The promise of music

A unique gift provides Conn students with private music lessons at no charge

Gerard Lanzano ’17 practices on his cello, Pyotr
Gerard Lanzano ’17 practices on his cello, Pyotr

When Gerard Lanzano ’17 transferred to Conn from McGill University, Pyotr came with him.

Pyotr is a cello named in honor of Russian composer Pyotr Ilyich Tchaikovsky. It lives in an oversized locker in Cummings Arts Center. Every week, Lanzano takes his pride and joy to one-on-one lessons with cellist Christine Coyle, a member of the Eastern Connecticut Symphony Orchestra and an adjunct professor at the College.

Lanzano, a math major, also takes voice lessons. And piano lessons.

All these lessons are free, thanks to the Jack Niblack ’98 Music Lessons Fund.

A gift of John and Heidi Niblack in honor of their son, a strings player who died in a 1997 car accident, the fund has paid the private music lesson fees for Conn students in any major for more than 12 years.

“A lot of kids tell me the lessons are the reason they came to Conn instead of someplace else,” said John Niblack, who also established the Jack Niblack ’98 Music Scholarship and Internship Fund at the College, among other generous gifts. “Many of them aren’t music majors; they just like music and like playing an instrument.”

Isabelle Dumoulin ’18 is one of those students. An English major and French and German studies double minor, Dumoulin has loved playing the flute from the moment she “could produce an actual sound.” She’s played in countless school bands, flute ensembles and orchestras, including the Bridgeport Youth Orchestra.

The promise of music attracted her to Conn.

“Connecticut College was the only school that not only offered music lessons, but free music lessons. That immediately put Conn at the top of my list,” she said.

At most schools, Dumoulin would have to pay a fee of $600-$1,200 for her private lessons with adjunct Professor of Music Patricia Harper.

“The flute has become a wonderful outlet for me to de-stress and do something that makes me happy.

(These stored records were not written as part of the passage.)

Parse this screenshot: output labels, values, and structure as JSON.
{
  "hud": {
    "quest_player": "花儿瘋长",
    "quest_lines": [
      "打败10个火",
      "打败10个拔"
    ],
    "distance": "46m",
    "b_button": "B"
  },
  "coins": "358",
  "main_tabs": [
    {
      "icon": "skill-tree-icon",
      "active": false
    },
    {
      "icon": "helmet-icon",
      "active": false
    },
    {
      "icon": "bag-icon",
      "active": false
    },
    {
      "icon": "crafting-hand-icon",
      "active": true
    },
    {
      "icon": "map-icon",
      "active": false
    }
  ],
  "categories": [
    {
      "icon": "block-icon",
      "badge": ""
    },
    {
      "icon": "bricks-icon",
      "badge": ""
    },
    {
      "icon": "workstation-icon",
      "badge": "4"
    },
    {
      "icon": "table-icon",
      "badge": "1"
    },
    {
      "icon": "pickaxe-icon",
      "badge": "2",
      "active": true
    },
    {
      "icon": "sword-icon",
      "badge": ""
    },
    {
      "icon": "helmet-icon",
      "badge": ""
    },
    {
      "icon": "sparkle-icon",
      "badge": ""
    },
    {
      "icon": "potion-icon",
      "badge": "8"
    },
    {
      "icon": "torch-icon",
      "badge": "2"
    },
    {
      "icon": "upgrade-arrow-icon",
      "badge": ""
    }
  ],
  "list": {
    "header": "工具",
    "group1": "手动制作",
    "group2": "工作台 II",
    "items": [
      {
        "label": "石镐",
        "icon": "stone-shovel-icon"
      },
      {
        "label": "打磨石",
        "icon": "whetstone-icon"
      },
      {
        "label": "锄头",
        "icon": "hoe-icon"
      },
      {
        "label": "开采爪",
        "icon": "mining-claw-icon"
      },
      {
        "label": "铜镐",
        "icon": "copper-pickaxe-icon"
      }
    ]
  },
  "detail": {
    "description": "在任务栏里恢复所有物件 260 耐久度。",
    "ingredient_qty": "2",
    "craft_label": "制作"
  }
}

All of my academic studies at Conn revolve around different languages, and music has become another language for me,” Dumoulin said.

During the 2015-2016 academic year, 135 students took the free lessons, which are offered on campus for any orchestral or band instrument, as well as classical guitar, voice, harp, piano, organ, harpsichord, jazz piano, jazz clarinet and jazz saxophone.

Of those students, 124 majored in something other than music. The most popular majors were economics, psychology and the sciences.

“Music is important for our students, no matter what they are studying,” said Associate Professor of Music Midge Thomas. “It helps them emotionally, it can help them develop social skills, and research has shown that engaging with music is very good for brain development.”

Students earn one or two credits for the lessons, which are graded. To be eligible, they must take a music theory course and perform in a College ensemble for at least the first four semesters of study.

For philosophy major and clarinet player Saadya Chevan ’19, performing Antonin Dvorak’s Symphony No. 9 “From the New World” with the Connecticut College Orchestra was a highlight of his first semester on campus.

During his second semester, Chevan performed Willson Osborne’s Rhapsody for Clarinet in a Music Department recital.

“That was a really interesting, very abstract piece that I’d discovered while doing research on compositions written for solo clarinet,” he said. “As I started to put the piece together, I began to appreciate the emotions I felt while performing it: the simplicity of the beginning, the teasing moments and the fiery fortes.”

Performances at Conn, which are open to the public, are significantly enhanced by the influx of students like Chevan who might not otherwise have the means or opportunity to participate, says Thomas.

“Some of our best performers are not music majors, just really strong musicians who studied with our instructors,” said Thomas. “Every spring, for example, seniors give fabulous recitals that wouldn’t be possible if they weren’t studying with these world-class musicians.”

Lanzano, who has played the cello since fourth grade, said the lessons inspired him to try something completely new—piano.

“My parents bought a piano for me when I was in second grade, but I never got the chance to learn, so it functioned as a fancy trophy shelf for many years,” he said.

“Finally learning to play is a dream come true.”

January 12, 2017